*** DATA FOR REVIEW ***

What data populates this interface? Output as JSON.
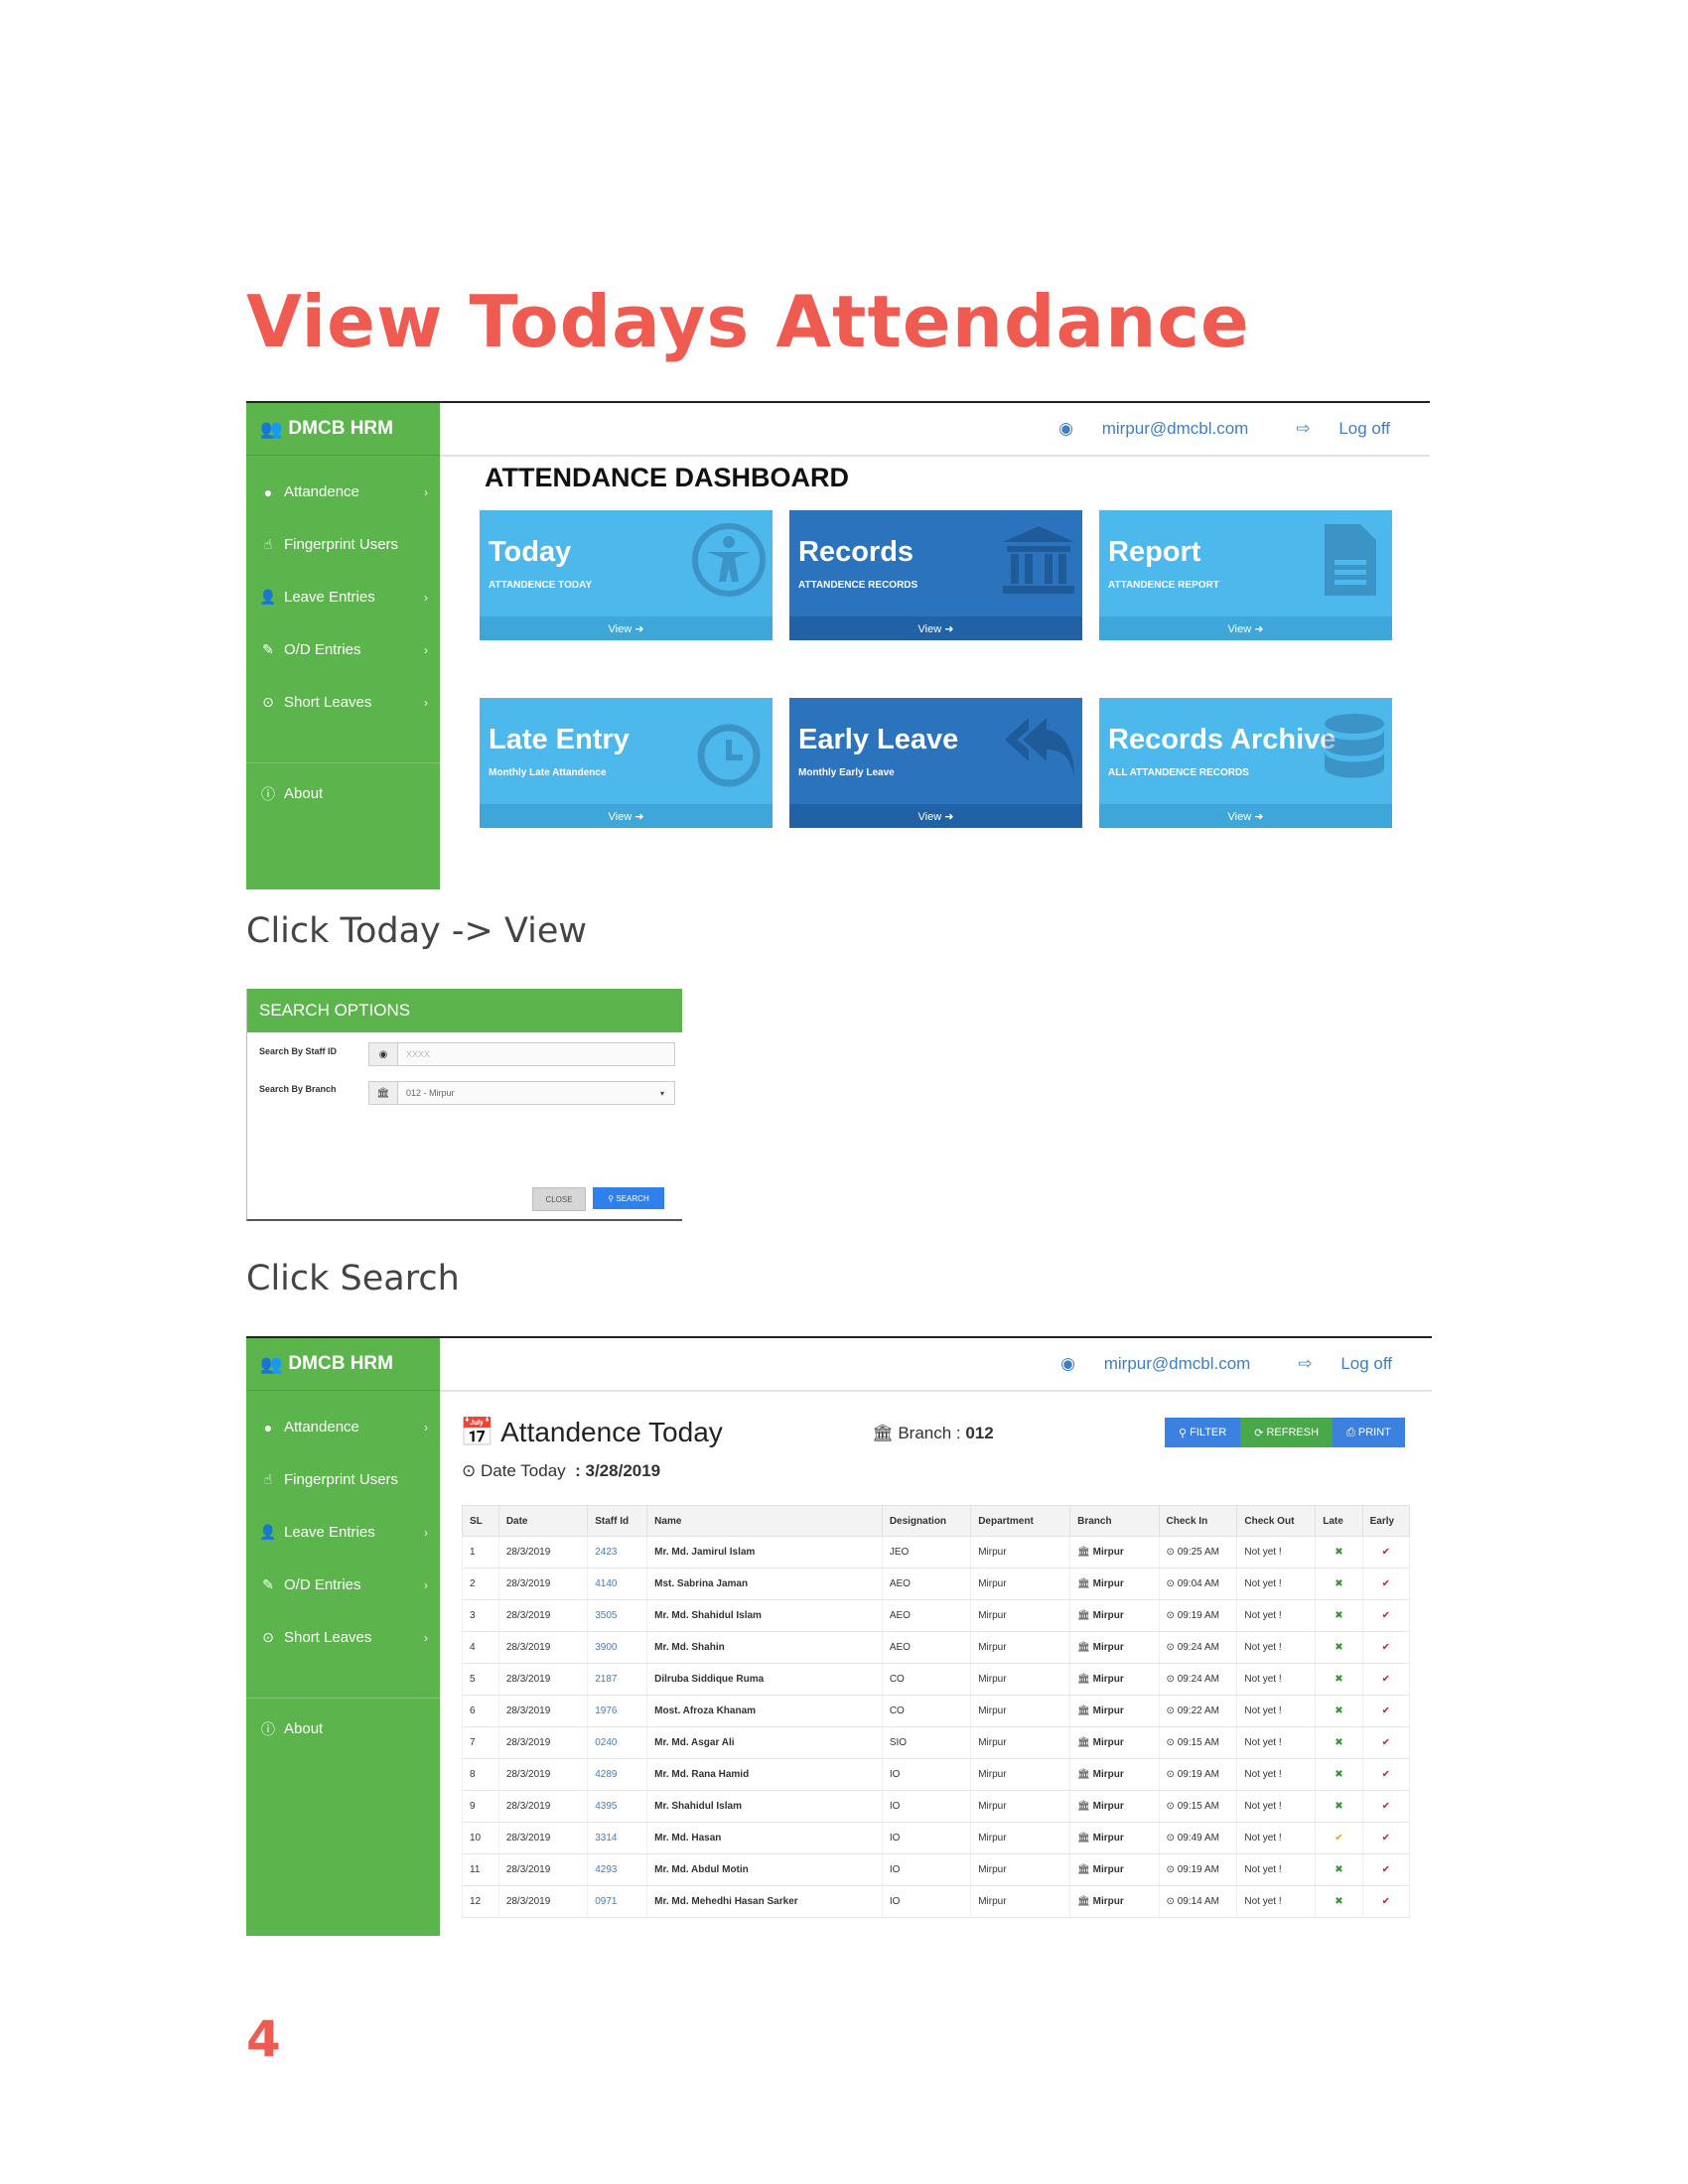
{
  "doc": {
    "title": "View Todays Attendance",
    "caption1": "Click Today -> View",
    "caption2": "Click Search",
    "page_number": "4"
  },
  "app": {
    "brand": "DMCB HRM",
    "user_email": "mirpur@dmcbl.com",
    "logoff": "Log off",
    "nav": [
      {
        "label": "Attandence",
        "icon": "info-circle-icon",
        "chevron": "›"
      },
      {
        "label": "Fingerprint Users",
        "icon": "hand-pointer-icon",
        "chevron": ""
      },
      {
        "label": "Leave Entries",
        "icon": "user-check-icon",
        "chevron": "›"
      },
      {
        "label": "O/D Entries",
        "icon": "edit-icon",
        "chevron": "›"
      },
      {
        "label": "Short Leaves",
        "icon": "clock-icon",
        "chevron": "›"
      },
      {
        "label": "About",
        "icon": "info-icon",
        "chevron": ""
      }
    ]
  },
  "dashboard": {
    "title": "ATTENDANCE DASHBOARD",
    "tiles": [
      {
        "title": "Today",
        "subtitle": "ATTANDENCE TODAY",
        "footer": "View ➜",
        "icon": "accessibility-icon"
      },
      {
        "title": "Records",
        "subtitle": "ATTANDENCE RECORDS",
        "footer": "View ➜",
        "icon": "bank-icon"
      },
      {
        "title": "Report",
        "subtitle": "ATTANDENCE REPORT",
        "footer": "View ➜",
        "icon": "document-icon"
      },
      {
        "title": "Late Entry",
        "subtitle": "Monthly Late Attandence",
        "footer": "View ➜",
        "icon": "clock-icon"
      },
      {
        "title": "Early Leave",
        "subtitle": "Monthly Early Leave",
        "footer": "View ➜",
        "icon": "reply-all-icon"
      },
      {
        "title": "Records Archive",
        "subtitle": "ALL ATTANDENCE RECORDS",
        "footer": "View ➜",
        "icon": "database-icon"
      }
    ]
  },
  "search_options": {
    "title": "SEARCH OPTIONS",
    "staff_label": "Search By Staff ID",
    "staff_placeholder": "XXXX",
    "branch_label": "Search By Branch",
    "branch_value": "012 - Mirpur",
    "close_label": "CLOSE",
    "search_label": "SEARCH"
  },
  "attendance": {
    "title": "Attandence Today",
    "date_label": "Date Today",
    "date_value": ": 3/28/2019",
    "branch_label": "Branch :",
    "branch_value": "012",
    "buttons": {
      "filter": "FILTER",
      "refresh": "REFRESH",
      "print": "PRINT"
    },
    "columns": [
      "SL",
      "Date",
      "Staff Id",
      "Name",
      "Designation",
      "Department",
      "Branch",
      "Check In",
      "Check Out",
      "Late",
      "Early"
    ],
    "rows": [
      {
        "sl": "1",
        "date": "28/3/2019",
        "staff_id": "2423",
        "name": "Mr. Md. Jamirul Islam",
        "designation": "JEO",
        "department": "Mirpur",
        "branch": "Mirpur",
        "check_in": "09:25 AM",
        "check_out": "Not yet !",
        "late": "✖",
        "early": "✔"
      },
      {
        "sl": "2",
        "date": "28/3/2019",
        "staff_id": "4140",
        "name": "Mst. Sabrina Jaman",
        "designation": "AEO",
        "department": "Mirpur",
        "branch": "Mirpur",
        "check_in": "09:04 AM",
        "check_out": "Not yet !",
        "late": "✖",
        "early": "✔"
      },
      {
        "sl": "3",
        "date": "28/3/2019",
        "staff_id": "3505",
        "name": "Mr. Md. Shahidul Islam",
        "designation": "AEO",
        "department": "Mirpur",
        "branch": "Mirpur",
        "check_in": "09:19 AM",
        "check_out": "Not yet !",
        "late": "✖",
        "early": "✔"
      },
      {
        "sl": "4",
        "date": "28/3/2019",
        "staff_id": "3900",
        "name": "Mr. Md. Shahin",
        "designation": "AEO",
        "department": "Mirpur",
        "branch": "Mirpur",
        "check_in": "09:24 AM",
        "check_out": "Not yet !",
        "late": "✖",
        "early": "✔"
      },
      {
        "sl": "5",
        "date": "28/3/2019",
        "staff_id": "2187",
        "name": "Dilruba Siddique Ruma",
        "designation": "CO",
        "department": "Mirpur",
        "branch": "Mirpur",
        "check_in": "09:24 AM",
        "check_out": "Not yet !",
        "late": "✖",
        "early": "✔"
      },
      {
        "sl": "6",
        "date": "28/3/2019",
        "staff_id": "1976",
        "name": "Most. Afroza Khanam",
        "designation": "CO",
        "department": "Mirpur",
        "branch": "Mirpur",
        "check_in": "09:22 AM",
        "check_out": "Not yet !",
        "late": "✖",
        "early": "✔"
      },
      {
        "sl": "7",
        "date": "28/3/2019",
        "staff_id": "0240",
        "name": "Mr. Md. Asgar Ali",
        "designation": "SIO",
        "department": "Mirpur",
        "branch": "Mirpur",
        "check_in": "09:15 AM",
        "check_out": "Not yet !",
        "late": "✖",
        "early": "✔"
      },
      {
        "sl": "8",
        "date": "28/3/2019",
        "staff_id": "4289",
        "name": "Mr. Md. Rana Hamid",
        "designation": "IO",
        "department": "Mirpur",
        "branch": "Mirpur",
        "check_in": "09:19 AM",
        "check_out": "Not yet !",
        "late": "✖",
        "early": "✔"
      },
      {
        "sl": "9",
        "date": "28/3/2019",
        "staff_id": "4395",
        "name": "Mr. Shahidul Islam",
        "designation": "IO",
        "department": "Mirpur",
        "branch": "Mirpur",
        "check_in": "09:15 AM",
        "check_out": "Not yet !",
        "late": "✖",
        "early": "✔"
      },
      {
        "sl": "10",
        "date": "28/3/2019",
        "staff_id": "3314",
        "name": "Mr. Md. Hasan",
        "designation": "IO",
        "department": "Mirpur",
        "branch": "Mirpur",
        "check_in": "09:49 AM",
        "check_out": "Not yet !",
        "late": "✔",
        "early": "✔"
      },
      {
        "sl": "11",
        "date": "28/3/2019",
        "staff_id": "4293",
        "name": "Mr. Md. Abdul Motin",
        "designation": "IO",
        "department": "Mirpur",
        "branch": "Mirpur",
        "check_in": "09:19 AM",
        "check_out": "Not yet !",
        "late": "✖",
        "early": "✔"
      },
      {
        "sl": "12",
        "date": "28/3/2019",
        "staff_id": "0971",
        "name": "Mr. Md. Mehedhi Hasan Sarker",
        "designation": "IO",
        "department": "Mirpur",
        "branch": "Mirpur",
        "check_in": "09:14 AM",
        "check_out": "Not yet !",
        "late": "✖",
        "early": "✔"
      }
    ]
  },
  "colors": {
    "heading_red": "#ef5b50",
    "sidebar_green": "#5cb44c",
    "tile_light_blue": "#4db8ec",
    "tile_dark_blue": "#2b73bd",
    "link_blue": "#3e7fc4"
  }
}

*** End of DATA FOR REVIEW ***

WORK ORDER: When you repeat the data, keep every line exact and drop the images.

EXERCISE OUTPUT:
What data populates this interface? Output as JSON.
{
  "doc": {
    "title": "View Todays Attendance",
    "caption1": "Click Today -> View",
    "caption2": "Click Search",
    "page_number": "4"
  },
  "app": {
    "brand": "DMCB HRM",
    "user_email": "mirpur@dmcbl.com",
    "logoff": "Log off",
    "nav": [
      {
        "label": "Attandence",
        "icon": "info-circle-icon",
        "chevron": "›"
      },
      {
        "label": "Fingerprint Users",
        "icon": "hand-pointer-icon",
        "chevron": ""
      },
      {
        "label": "Leave Entries",
        "icon": "user-check-icon",
        "chevron": "›"
      },
      {
        "label": "O/D Entries",
        "icon": "edit-icon",
        "chevron": "›"
      },
      {
        "label": "Short Leaves",
        "icon": "clock-icon",
        "chevron": "›"
      },
      {
        "label": "About",
        "icon": "info-icon",
        "chevron": ""
      }
    ]
  },
  "dashboard": {
    "title": "ATTENDANCE DASHBOARD",
    "tiles": [
      {
        "title": "Today",
        "subtitle": "ATTANDENCE TODAY",
        "footer": "View ➜",
        "icon": "accessibility-icon"
      },
      {
        "title": "Records",
        "subtitle": "ATTANDENCE RECORDS",
        "footer": "View ➜",
        "icon": "bank-icon"
      },
      {
        "title": "Report",
        "subtitle": "ATTANDENCE REPORT",
        "footer": "View ➜",
        "icon": "document-icon"
      },
      {
        "title": "Late Entry",
        "subtitle": "Monthly Late Attandence",
        "footer": "View ➜",
        "icon": "clock-icon"
      },
      {
        "title": "Early Leave",
        "subtitle": "Monthly Early Leave",
        "footer": "View ➜",
        "icon": "reply-all-icon"
      },
      {
        "title": "Records Archive",
        "subtitle": "ALL ATTANDENCE RECORDS",
        "footer": "View ➜",
        "icon": "database-icon"
      }
    ]
  },
  "search_options": {
    "title": "SEARCH OPTIONS",
    "staff_label": "Search By Staff ID",
    "staff_placeholder": "XXXX",
    "branch_label": "Search By Branch",
    "branch_value": "012 - Mirpur",
    "close_label": "CLOSE",
    "search_label": "SEARCH"
  },
  "attendance": {
    "title": "Attandence Today",
    "date_label": "Date Today",
    "date_value": ": 3/28/2019",
    "branch_label": "Branch :",
    "branch_value": "012",
    "buttons": {
      "filter": "FILTER",
      "refresh": "REFRESH",
      "print": "PRINT"
    },
    "columns": [
      "SL",
      "Date",
      "Staff Id",
      "Name",
      "Designation",
      "Department",
      "Branch",
      "Check In",
      "Check Out",
      "Late",
      "Early"
    ],
    "rows": [
      {
        "sl": "1",
        "date": "28/3/2019",
        "staff_id": "2423",
        "name": "Mr. Md. Jamirul Islam",
        "designation": "JEO",
        "department": "Mirpur",
        "branch": "Mirpur",
        "check_in": "09:25 AM",
        "check_out": "Not yet !",
        "late": "✖",
        "early": "✔"
      },
      {
        "sl": "2",
        "date": "28/3/2019",
        "staff_id": "4140",
        "name": "Mst. Sabrina Jaman",
        "designation": "AEO",
        "department": "Mirpur",
        "branch": "Mirpur",
        "check_in": "09:04 AM",
        "check_out": "Not yet !",
        "late": "✖",
        "early": "✔"
      },
      {
        "sl": "3",
        "date": "28/3/2019",
        "staff_id": "3505",
        "name": "Mr. Md. Shahidul Islam",
        "designation": "AEO",
        "department": "Mirpur",
        "branch": "Mirpur",
        "check_in": "09:19 AM",
        "check_out": "Not yet !",
        "late": "✖",
        "early": "✔"
      },
      {
        "sl": "4",
        "date": "28/3/2019",
        "staff_id": "3900",
        "name": "Mr. Md. Shahin",
        "designation": "AEO",
        "department": "Mirpur",
        "branch": "Mirpur",
        "check_in": "09:24 AM",
        "check_out": "Not yet !",
        "late": "✖",
        "early": "✔"
      },
      {
        "sl": "5",
        "date": "28/3/2019",
        "staff_id": "2187",
        "name": "Dilruba Siddique Ruma",
        "designation": "CO",
        "department": "Mirpur",
        "branch": "Mirpur",
        "check_in": "09:24 AM",
        "check_out": "Not yet !",
        "late": "✖",
        "early": "✔"
      },
      {
        "sl": "6",
        "date": "28/3/2019",
        "staff_id": "1976",
        "name": "Most. Afroza Khanam",
        "designation": "CO",
        "department": "Mirpur",
        "branch": "Mirpur",
        "check_in": "09:22 AM",
        "check_out": "Not yet !",
        "late": "✖",
        "early": "✔"
      },
      {
        "sl": "7",
        "date": "28/3/2019",
        "staff_id": "0240",
        "name": "Mr. Md. Asgar Ali",
        "designation": "SIO",
        "department": "Mirpur",
        "branch": "Mirpur",
        "check_in": "09:15 AM",
        "check_out": "Not yet !",
        "late": "✖",
        "early": "✔"
      },
      {
        "sl": "8",
        "date": "28/3/2019",
        "staff_id": "4289",
        "name": "Mr. Md. Rana Hamid",
        "designation": "IO",
        "department": "Mirpur",
        "branch": "Mirpur",
        "check_in": "09:19 AM",
        "check_out": "Not yet !",
        "late": "✖",
        "early": "✔"
      },
      {
        "sl": "9",
        "date": "28/3/2019",
        "staff_id": "4395",
        "name": "Mr. Shahidul Islam",
        "designation": "IO",
        "department": "Mirpur",
        "branch": "Mirpur",
        "check_in": "09:15 AM",
        "check_out": "Not yet !",
        "late": "✖",
        "early": "✔"
      },
      {
        "sl": "10",
        "date": "28/3/2019",
        "staff_id": "3314",
        "name": "Mr. Md. Hasan",
        "designation": "IO",
        "department": "Mirpur",
        "branch": "Mirpur",
        "check_in": "09:49 AM",
        "check_out": "Not yet !",
        "late": "✔",
        "early": "✔"
      },
      {
        "sl": "11",
        "date": "28/3/2019",
        "staff_id": "4293",
        "name": "Mr. Md. Abdul Motin",
        "designation": "IO",
        "department": "Mirpur",
        "branch": "Mirpur",
        "check_in": "09:19 AM",
        "check_out": "Not yet !",
        "late": "✖",
        "early": "✔"
      },
      {
        "sl": "12",
        "date": "28/3/2019",
        "staff_id": "0971",
        "name": "Mr. Md. Mehedhi Hasan Sarker",
        "designation": "IO",
        "department": "Mirpur",
        "branch": "Mirpur",
        "check_in": "09:14 AM",
        "check_out": "Not yet !",
        "late": "✖",
        "early": "✔"
      }
    ]
  },
  "colors": {
    "heading_red": "#ef5b50",
    "sidebar_green": "#5cb44c",
    "tile_light_blue": "#4db8ec",
    "tile_dark_blue": "#2b73bd",
    "link_blue": "#3e7fc4"
  }
}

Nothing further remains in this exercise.